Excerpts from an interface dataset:
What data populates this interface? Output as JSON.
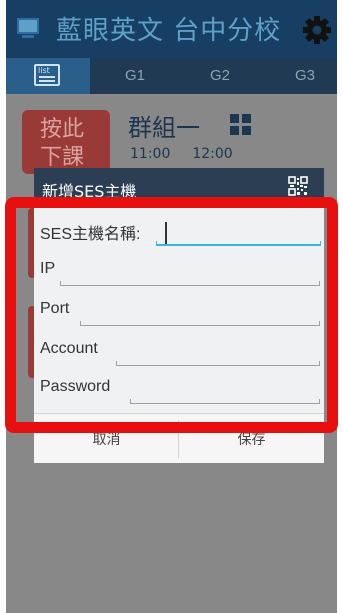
{
  "header": {
    "title": "藍眼英文 台中分校",
    "menu_icon": "monitor-icon",
    "settings_icon": "gear-icon",
    "color": "#163f63"
  },
  "tabs": {
    "list_label": "list",
    "items": [
      {
        "label": "G1"
      },
      {
        "label": "G2"
      },
      {
        "label": "G3"
      }
    ]
  },
  "background": {
    "button_label": "按此\n下課",
    "group_title": "群組一",
    "times": [
      "11:00",
      "12:00"
    ]
  },
  "dialog": {
    "title": "新增SES主機",
    "qr_icon": "qr-code-icon",
    "fields": [
      {
        "label": "SES主機名稱:",
        "value": "",
        "focused": true
      },
      {
        "label": "IP",
        "value": ""
      },
      {
        "label": "Port",
        "value": ""
      },
      {
        "label": "Account",
        "value": ""
      },
      {
        "label": "Password",
        "value": ""
      }
    ],
    "cancel_label": "取消",
    "save_label": "保存"
  },
  "highlight_color": "#e8100f"
}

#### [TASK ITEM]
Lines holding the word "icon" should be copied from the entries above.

#### [ANSWER TO THIS EXERCISE]
    "menu_icon": "monitor-icon",
    "settings_icon": "gear-icon",
    "qr_icon": "qr-code-icon",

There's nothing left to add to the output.